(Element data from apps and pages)
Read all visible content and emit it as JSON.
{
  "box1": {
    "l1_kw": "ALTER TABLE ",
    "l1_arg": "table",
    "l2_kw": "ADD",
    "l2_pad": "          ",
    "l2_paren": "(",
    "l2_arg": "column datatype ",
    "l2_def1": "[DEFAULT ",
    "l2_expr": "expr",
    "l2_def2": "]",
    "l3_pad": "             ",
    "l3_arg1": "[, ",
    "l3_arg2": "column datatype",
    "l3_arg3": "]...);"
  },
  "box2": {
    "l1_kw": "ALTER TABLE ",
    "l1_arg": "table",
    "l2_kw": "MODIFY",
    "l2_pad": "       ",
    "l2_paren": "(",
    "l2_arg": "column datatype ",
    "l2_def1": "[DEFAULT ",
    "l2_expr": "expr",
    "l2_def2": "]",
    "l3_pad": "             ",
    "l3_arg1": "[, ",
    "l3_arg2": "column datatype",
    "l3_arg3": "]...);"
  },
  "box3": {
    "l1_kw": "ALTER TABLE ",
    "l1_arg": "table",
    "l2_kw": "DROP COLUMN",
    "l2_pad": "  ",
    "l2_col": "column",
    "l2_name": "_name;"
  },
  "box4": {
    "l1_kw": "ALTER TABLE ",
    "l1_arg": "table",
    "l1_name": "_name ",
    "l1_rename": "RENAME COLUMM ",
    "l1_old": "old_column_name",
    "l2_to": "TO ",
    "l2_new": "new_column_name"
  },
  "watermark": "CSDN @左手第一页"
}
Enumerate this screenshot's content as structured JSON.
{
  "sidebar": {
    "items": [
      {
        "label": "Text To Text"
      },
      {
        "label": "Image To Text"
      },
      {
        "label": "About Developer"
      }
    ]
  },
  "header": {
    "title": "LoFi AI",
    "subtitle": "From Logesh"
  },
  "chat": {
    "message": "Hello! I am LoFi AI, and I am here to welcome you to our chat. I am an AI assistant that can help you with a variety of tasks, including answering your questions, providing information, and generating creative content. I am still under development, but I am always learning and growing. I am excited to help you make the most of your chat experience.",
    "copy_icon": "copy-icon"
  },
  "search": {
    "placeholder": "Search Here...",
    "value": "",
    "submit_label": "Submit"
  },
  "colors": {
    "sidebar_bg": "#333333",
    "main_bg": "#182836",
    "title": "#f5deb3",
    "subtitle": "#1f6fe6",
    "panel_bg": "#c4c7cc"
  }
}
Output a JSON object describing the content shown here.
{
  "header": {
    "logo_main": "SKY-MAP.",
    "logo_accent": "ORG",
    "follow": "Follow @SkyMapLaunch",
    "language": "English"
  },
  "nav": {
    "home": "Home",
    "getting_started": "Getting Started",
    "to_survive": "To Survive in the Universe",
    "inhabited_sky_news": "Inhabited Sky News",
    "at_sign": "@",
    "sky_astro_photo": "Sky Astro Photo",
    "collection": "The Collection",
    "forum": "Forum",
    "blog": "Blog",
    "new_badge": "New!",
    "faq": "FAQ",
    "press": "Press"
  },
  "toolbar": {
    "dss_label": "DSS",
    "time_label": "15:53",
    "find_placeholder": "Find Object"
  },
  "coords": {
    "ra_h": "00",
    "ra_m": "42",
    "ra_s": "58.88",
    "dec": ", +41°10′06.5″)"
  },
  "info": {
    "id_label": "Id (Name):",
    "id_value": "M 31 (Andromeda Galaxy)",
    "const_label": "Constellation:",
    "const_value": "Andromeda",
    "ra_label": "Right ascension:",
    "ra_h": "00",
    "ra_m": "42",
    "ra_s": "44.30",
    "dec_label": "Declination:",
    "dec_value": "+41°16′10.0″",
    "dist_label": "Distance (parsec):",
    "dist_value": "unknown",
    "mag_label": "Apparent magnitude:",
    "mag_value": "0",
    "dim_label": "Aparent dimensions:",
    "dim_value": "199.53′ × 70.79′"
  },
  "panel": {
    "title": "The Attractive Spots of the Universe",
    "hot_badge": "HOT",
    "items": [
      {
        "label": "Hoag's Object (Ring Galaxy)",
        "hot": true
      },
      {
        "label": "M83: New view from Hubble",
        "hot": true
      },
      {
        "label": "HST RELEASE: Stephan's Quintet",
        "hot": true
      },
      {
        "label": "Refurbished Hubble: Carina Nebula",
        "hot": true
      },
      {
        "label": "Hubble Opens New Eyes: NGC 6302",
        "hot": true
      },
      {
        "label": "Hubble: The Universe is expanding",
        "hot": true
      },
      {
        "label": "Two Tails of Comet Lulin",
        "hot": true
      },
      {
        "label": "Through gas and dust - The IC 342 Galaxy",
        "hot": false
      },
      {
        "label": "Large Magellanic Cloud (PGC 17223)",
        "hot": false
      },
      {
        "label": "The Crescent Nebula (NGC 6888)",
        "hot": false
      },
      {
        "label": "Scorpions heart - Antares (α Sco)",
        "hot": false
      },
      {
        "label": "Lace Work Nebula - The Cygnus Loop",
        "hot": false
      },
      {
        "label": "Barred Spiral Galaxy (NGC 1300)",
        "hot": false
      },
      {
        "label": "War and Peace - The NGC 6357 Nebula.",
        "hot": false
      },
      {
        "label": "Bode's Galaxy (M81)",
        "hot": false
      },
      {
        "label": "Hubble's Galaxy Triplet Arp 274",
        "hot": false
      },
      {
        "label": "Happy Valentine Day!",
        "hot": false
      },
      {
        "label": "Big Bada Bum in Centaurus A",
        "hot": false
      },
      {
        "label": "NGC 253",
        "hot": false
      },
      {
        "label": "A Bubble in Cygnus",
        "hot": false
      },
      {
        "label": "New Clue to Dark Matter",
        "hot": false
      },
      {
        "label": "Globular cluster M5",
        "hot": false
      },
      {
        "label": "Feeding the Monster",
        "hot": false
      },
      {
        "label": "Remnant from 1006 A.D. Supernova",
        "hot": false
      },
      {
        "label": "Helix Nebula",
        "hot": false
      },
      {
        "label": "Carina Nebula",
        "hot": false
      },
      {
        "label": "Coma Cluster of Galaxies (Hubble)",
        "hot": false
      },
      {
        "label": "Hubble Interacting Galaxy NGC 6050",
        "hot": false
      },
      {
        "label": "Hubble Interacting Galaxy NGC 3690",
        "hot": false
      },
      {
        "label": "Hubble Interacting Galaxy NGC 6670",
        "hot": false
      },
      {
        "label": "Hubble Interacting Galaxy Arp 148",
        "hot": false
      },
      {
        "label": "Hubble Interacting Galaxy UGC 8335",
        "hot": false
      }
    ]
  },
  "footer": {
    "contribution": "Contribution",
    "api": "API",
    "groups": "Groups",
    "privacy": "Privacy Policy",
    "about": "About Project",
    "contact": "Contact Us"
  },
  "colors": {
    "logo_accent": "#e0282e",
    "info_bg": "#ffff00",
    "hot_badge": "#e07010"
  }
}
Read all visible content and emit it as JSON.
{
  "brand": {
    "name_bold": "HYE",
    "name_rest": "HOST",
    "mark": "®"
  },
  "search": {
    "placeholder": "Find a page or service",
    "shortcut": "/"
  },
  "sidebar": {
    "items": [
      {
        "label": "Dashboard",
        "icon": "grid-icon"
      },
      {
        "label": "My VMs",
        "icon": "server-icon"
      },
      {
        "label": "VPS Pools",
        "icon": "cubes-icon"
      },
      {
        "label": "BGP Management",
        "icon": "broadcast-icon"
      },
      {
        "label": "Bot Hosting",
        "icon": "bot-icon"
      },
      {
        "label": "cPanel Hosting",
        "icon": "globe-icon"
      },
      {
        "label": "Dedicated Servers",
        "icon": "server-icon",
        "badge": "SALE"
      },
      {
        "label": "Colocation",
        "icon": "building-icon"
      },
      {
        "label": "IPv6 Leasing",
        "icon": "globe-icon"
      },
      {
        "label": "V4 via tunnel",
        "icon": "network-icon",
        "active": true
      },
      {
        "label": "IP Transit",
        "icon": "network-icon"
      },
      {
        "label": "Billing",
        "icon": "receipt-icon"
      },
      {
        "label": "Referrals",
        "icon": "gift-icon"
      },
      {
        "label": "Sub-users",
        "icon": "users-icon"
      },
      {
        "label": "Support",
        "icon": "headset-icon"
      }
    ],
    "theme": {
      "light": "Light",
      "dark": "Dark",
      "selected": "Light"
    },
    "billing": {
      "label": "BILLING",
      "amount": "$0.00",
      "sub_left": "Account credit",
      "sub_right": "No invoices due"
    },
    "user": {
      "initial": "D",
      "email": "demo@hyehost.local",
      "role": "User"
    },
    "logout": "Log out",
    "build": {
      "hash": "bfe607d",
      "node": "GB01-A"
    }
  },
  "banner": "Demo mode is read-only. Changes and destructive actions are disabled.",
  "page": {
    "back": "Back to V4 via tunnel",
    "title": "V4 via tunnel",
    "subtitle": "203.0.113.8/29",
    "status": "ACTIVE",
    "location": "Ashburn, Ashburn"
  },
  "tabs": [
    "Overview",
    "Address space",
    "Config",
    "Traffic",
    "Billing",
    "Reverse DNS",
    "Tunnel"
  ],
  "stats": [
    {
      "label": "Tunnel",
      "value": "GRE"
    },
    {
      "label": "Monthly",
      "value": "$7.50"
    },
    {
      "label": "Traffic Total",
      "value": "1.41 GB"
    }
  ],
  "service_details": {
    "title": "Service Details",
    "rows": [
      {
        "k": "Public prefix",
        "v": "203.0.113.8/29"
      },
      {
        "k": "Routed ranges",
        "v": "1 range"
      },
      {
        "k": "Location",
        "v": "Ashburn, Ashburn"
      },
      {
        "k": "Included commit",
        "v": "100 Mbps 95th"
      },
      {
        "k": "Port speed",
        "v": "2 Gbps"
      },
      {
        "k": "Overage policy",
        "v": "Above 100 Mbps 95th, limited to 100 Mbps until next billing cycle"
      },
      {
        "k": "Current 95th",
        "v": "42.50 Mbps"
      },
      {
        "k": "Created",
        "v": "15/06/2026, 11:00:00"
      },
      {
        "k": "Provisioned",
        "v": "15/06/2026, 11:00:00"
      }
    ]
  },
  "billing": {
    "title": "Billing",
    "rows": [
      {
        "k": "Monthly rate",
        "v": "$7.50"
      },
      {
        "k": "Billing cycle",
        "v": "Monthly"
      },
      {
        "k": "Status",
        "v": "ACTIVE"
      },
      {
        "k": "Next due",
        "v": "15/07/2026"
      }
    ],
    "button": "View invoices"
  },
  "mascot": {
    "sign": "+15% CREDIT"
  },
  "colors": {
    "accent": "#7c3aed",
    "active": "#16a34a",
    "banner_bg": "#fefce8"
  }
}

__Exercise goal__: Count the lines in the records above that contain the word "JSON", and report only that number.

__Your solution__: 4